There are an ever-increasing amount of games these days that indulge in streamlined Sudoku-esque puzzle solving. In fact, there’s a large amount in this franchise alone. While the public’s fascination with these games is clearly far from over, are these games still accomplishing what they used to? Or is their welcome mat slowly being pulled out from under them? Fortunately, in the case of Picross e4, the puzzler is at least trying very hard to remain engaging and relevant.
The goal of Picross, if you’re unfamiliar with the series and didn’t wrack your brain through e-e3, is to create an image by filling in the proper squares on a grid. Numbers along the sides of these grids help you determine how many squares in each row and column should be shaded in accordingly. By mashing all of this together (along with a degree of luck, if you prefer to play more cavalierly), you’ll end up with a brand-spanking new completed image (such exciting things as an apple, worm, or chopsticks).
There are two styles of gameplay here, “Normal Rules” which gives you sixty minutes to finish a puzzle to fully colored completion, and every shading mistake you make adds time to your total. Or, there’s also “Free Rules” which let’s you play at your own pace, with no penalties, often allowing things to get fairly messy. You also have the luxury of switching between these two styles whenever you see fit too, in case you just can’t make up your mind because too much of your brainpower is going to cracking these puzzles.
Picross e4 offers you your main Picross gaming (with over 100 grids varying from 5×5 setups, to the newly massive 20×15 designs), but also, Picross e2’s Micross mode has returned. Here, you start by completing a puzzle, but then each square of this puzzle becomes its own 10×10 puzzle. Naturally, completing these shows you a little more of the overall picture you’re trying to uncover. These can take quite some time to figure out and realize the full scope of them, and thankfully, there’s no time limit present here. Also making a comeback is Picross e3’s Mega Picross mode. In this style, there are now number clues that cover two lines, causing you to balance the regular sized clues, as well as staying on top of these new larger ones. This all amounts to over 150 Picross puzzles, 45 Mega Picross puzzles, and two massive Micross behemoths.
Picross e4’s bright color presentation and vibrant art design help this entry stand out amongst the rest. There are a few puzzles that feel like guilty indulgences (which the game could stand to have more of) featuring Nintendo characters and other video game-related pictures, and here in particular, the colors pop.

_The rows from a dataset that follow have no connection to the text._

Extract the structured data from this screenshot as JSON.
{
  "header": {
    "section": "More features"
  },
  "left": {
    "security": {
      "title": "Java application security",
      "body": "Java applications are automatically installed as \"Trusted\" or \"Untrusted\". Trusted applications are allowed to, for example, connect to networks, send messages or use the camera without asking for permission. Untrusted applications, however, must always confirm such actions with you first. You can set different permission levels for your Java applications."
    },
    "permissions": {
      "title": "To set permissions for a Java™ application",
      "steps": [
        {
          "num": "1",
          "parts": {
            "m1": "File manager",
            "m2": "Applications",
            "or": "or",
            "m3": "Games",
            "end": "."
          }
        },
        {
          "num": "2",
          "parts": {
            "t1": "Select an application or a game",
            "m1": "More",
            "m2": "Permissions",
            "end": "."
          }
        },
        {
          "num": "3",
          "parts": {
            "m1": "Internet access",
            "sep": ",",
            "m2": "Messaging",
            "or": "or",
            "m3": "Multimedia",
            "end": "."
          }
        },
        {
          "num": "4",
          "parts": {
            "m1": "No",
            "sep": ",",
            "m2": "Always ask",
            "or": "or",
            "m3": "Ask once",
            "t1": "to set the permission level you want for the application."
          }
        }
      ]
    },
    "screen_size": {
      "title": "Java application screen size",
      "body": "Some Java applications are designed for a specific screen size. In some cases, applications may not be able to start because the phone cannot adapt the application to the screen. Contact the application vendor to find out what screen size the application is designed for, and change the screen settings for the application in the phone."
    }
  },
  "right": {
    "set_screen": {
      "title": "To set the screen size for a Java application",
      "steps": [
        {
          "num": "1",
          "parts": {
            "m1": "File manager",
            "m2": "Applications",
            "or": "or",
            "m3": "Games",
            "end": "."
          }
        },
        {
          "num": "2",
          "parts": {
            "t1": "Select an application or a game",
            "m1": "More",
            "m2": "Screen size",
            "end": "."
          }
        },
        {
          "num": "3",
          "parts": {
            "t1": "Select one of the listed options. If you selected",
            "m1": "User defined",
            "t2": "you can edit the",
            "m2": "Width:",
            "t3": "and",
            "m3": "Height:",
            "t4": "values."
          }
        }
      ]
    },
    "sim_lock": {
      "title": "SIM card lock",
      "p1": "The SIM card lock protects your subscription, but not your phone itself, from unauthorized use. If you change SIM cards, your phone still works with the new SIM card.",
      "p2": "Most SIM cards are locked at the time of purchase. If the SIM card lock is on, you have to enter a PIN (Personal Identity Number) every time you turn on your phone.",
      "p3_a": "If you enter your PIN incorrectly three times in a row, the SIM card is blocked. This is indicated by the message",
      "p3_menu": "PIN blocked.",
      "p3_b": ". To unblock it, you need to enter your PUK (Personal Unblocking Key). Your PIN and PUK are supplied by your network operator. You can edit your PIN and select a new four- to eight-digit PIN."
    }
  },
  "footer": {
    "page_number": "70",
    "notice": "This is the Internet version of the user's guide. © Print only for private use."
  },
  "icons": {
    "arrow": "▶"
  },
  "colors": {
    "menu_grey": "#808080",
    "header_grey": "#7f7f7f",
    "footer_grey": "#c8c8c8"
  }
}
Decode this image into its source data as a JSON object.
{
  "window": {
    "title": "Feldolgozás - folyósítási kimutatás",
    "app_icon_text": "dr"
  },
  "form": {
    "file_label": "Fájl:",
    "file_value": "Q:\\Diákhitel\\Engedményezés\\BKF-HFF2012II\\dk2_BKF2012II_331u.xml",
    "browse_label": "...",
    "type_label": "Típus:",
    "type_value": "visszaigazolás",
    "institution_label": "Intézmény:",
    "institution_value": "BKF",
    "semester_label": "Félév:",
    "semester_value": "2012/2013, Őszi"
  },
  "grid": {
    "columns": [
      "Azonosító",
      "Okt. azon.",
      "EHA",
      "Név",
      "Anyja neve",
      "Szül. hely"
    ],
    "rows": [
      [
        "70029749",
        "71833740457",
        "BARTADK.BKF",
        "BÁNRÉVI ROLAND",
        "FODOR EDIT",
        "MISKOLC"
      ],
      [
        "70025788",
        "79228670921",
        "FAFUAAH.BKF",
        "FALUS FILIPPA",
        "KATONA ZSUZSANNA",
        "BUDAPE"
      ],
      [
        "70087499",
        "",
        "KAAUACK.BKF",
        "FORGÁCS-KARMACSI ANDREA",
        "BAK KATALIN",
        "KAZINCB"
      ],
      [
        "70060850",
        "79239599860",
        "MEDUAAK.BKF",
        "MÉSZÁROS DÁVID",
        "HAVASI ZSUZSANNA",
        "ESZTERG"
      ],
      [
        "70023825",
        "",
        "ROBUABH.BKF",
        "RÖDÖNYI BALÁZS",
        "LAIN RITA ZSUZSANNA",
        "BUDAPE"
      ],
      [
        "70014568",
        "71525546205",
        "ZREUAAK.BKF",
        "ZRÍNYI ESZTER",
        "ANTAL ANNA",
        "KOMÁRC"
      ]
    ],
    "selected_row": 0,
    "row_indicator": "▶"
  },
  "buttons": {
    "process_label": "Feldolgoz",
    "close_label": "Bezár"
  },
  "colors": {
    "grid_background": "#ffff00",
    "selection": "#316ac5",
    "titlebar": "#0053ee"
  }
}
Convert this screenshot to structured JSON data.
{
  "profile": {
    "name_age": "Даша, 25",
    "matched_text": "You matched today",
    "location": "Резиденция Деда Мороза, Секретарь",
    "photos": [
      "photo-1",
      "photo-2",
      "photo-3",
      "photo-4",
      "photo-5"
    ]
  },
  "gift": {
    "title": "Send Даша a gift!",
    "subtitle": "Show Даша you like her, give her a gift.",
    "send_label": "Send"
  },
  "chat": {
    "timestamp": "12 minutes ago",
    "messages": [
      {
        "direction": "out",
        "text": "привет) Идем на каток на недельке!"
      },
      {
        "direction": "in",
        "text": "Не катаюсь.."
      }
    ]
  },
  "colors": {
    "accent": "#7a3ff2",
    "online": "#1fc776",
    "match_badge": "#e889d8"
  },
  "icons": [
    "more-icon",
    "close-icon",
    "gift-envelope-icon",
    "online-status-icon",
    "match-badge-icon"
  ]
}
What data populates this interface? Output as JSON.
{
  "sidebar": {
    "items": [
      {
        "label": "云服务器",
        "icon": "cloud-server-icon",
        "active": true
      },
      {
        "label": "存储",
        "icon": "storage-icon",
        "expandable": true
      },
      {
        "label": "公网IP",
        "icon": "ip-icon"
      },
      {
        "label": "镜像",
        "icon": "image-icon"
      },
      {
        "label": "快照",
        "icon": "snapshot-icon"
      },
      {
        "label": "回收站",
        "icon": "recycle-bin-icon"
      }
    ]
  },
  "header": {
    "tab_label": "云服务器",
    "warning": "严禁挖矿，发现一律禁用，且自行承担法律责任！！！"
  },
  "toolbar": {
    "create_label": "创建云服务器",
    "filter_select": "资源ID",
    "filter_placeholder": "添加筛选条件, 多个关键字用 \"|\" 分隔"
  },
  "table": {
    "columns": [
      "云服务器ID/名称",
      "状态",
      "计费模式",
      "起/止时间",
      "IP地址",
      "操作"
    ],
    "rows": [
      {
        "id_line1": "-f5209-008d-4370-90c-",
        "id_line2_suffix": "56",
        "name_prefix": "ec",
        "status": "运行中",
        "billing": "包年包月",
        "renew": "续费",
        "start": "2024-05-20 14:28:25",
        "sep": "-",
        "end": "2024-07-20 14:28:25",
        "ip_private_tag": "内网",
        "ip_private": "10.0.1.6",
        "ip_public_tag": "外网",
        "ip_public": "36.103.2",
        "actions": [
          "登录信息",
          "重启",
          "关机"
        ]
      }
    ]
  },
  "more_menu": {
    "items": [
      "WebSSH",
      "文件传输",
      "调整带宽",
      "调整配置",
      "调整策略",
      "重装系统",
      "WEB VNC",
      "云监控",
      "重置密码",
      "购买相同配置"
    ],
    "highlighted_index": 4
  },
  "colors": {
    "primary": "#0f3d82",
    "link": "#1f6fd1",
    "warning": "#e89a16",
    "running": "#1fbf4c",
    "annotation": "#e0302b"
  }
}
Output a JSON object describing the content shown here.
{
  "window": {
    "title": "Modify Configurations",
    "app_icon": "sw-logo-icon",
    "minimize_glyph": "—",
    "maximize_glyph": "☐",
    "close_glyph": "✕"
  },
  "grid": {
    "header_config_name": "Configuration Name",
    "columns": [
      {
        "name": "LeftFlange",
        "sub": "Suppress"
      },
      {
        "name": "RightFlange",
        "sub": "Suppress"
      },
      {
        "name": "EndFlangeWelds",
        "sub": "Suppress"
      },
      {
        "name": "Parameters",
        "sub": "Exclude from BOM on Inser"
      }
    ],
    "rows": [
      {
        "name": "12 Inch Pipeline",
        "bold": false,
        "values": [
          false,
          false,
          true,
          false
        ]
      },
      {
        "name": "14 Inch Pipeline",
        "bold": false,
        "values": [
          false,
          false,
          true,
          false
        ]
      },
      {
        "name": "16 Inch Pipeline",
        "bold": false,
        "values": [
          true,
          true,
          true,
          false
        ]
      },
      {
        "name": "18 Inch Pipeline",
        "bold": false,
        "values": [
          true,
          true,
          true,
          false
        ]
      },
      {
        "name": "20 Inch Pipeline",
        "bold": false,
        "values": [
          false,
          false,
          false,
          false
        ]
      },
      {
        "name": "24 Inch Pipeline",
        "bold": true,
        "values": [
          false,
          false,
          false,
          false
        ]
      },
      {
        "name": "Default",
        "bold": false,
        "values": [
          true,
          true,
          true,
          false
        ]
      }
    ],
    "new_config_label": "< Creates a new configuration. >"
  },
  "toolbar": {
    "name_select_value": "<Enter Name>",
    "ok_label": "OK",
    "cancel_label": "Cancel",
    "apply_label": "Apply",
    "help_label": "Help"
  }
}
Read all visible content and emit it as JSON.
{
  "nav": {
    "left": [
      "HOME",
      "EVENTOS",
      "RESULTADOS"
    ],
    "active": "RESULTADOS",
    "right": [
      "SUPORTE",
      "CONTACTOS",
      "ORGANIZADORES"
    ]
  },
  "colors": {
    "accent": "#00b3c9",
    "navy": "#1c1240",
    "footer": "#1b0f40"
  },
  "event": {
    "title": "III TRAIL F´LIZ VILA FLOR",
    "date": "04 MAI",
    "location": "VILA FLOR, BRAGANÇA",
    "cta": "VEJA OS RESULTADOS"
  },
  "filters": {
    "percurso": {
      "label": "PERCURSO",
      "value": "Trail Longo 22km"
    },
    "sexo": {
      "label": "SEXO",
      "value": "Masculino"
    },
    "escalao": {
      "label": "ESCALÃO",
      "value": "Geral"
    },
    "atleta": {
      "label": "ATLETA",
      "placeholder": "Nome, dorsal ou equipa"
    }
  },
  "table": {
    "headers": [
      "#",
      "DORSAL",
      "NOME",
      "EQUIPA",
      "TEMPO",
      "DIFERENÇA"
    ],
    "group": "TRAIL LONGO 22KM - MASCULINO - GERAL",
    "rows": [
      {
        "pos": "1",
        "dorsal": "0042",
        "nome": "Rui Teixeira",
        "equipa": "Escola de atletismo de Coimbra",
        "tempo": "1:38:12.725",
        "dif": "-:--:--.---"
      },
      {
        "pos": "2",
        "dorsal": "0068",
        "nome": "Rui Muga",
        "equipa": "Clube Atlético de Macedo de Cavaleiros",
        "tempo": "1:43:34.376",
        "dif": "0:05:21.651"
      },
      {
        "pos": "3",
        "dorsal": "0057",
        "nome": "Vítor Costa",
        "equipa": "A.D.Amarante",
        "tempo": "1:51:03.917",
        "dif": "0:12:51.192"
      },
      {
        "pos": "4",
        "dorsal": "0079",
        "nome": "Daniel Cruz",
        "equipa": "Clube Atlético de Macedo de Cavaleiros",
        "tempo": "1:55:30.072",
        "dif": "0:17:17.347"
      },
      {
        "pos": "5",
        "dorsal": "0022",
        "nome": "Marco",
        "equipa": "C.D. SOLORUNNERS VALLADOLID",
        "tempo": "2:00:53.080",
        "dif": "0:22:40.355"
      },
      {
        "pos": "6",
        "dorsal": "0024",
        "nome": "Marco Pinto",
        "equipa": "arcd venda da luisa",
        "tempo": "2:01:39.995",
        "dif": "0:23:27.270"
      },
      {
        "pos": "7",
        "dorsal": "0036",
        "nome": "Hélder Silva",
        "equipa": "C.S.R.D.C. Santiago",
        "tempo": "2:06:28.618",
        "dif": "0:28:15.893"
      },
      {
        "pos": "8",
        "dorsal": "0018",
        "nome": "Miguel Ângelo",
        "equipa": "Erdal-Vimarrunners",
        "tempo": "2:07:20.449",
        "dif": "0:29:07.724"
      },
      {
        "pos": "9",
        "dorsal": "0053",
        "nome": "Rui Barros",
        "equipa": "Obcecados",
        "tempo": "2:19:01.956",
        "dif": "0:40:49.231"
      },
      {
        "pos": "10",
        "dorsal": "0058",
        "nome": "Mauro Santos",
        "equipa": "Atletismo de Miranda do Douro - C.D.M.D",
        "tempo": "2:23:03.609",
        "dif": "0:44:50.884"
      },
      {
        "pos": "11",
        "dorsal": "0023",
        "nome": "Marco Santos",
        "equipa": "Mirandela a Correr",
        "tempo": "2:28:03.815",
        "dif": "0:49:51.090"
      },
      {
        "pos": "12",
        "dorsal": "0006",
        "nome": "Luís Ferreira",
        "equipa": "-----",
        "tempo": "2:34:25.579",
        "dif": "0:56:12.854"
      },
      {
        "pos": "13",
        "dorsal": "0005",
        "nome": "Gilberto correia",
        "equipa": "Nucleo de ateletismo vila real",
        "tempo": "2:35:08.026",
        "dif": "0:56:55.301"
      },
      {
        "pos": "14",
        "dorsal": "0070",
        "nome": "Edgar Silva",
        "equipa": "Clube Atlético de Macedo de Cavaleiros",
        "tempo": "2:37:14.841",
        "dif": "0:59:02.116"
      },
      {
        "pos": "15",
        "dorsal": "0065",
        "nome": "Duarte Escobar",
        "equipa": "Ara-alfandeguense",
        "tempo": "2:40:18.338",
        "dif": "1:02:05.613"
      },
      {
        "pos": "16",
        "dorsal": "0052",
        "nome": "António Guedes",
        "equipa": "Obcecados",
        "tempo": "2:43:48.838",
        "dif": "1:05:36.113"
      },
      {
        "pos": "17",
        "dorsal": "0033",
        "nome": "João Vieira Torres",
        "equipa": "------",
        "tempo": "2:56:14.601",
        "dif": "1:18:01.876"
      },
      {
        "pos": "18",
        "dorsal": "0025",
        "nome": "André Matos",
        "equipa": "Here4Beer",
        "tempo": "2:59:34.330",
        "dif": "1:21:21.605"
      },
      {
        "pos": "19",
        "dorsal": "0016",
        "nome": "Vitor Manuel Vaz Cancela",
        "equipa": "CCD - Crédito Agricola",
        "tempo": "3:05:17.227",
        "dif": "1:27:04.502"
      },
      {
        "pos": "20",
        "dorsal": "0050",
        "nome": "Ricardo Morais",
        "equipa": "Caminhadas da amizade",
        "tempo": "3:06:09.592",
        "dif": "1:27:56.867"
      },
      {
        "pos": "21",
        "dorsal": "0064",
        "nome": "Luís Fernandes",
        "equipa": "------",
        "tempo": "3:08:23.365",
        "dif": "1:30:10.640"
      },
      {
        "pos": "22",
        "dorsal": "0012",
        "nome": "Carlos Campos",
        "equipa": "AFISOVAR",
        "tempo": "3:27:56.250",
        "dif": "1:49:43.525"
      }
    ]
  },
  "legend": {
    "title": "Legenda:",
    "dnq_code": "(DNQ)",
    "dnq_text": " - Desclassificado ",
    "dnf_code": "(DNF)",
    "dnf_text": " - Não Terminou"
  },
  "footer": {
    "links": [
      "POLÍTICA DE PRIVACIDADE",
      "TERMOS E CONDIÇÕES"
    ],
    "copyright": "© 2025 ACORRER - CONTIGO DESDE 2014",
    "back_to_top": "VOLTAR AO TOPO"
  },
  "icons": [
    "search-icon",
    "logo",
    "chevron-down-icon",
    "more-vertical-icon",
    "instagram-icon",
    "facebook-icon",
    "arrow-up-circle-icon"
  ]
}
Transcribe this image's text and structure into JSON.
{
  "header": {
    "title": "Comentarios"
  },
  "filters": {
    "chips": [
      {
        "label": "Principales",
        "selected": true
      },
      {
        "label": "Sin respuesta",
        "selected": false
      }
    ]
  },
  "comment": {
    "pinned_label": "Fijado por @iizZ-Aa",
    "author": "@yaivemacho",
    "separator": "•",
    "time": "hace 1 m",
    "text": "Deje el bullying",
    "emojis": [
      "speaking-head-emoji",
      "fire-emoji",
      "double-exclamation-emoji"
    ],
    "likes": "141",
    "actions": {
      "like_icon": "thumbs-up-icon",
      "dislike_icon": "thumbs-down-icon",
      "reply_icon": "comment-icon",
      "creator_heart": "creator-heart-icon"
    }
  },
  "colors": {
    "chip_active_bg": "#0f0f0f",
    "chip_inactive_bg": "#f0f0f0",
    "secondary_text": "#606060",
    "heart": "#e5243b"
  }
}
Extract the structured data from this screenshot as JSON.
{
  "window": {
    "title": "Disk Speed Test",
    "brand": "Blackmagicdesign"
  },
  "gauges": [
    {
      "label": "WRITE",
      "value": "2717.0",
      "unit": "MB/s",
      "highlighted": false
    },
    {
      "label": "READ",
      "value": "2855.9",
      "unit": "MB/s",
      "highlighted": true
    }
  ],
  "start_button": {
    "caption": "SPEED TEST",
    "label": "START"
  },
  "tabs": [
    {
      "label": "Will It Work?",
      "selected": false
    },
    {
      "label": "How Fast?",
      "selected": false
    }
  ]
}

The music is undistracting enough, which isn’t exactly a compliment, but it’s not the worst thing either. Basically, there’s a rather limited selection here, and nothing that’s insanely catchy. Increasing the track list even a little would have helped break up the monotony of the gameplay, especially with the game knowing you’ll be going through so many puzzles. The music isn’t impeding your gameplay or wrecking your concentration though, which is paramount, and could have been the case if mismanaged badly enough.
There are tutorials for all three modes of gameplay, which are helpful enough if you’re an uninitiated Picross player. That being said, these get kind of verbose at times, and it’d have made a lot more sense to show you (or even have you play through) examples, rather than telling you how this all works.
Both button and touch controls are offered, with the touch system being responsive and the quicker, more natural way to play. The entire game flourishes in its minimalism, but there’s still little added pieces of flair, like the numbers fading out when you complete their requirements.
Another fun extra being flung at you here is that If you have game saves from the previous Picross titles, it’ll also unlock some extra puzzles from past games, which is a nice, unexpected feature thrown in that totally didn’t need to be. So while there are some nice unlockables present here, they are just more Picross puzzles like the hundreds of other ones that you’ve been doing.
Picross e4 gives a lot to its audience, but a slick package is hardly enough here, and it very much does feel like the fourth entry in a series. If it was just having more fun with itself, and seeming necessary, all of this would go down better. There is something to be said for a game that firmly knows what it is though, and the inclusions from previous titles here easily make this the best entry in the series since the original. All of this amounts to this being a totally pleasant, non-essential puzzle game that will easily help you fill up a few hours, but you likely won’t be thinking about it once it’s out of your 3DS. Especially when the inevitable Picross e5 comes out.
Keep those game saves at the ready.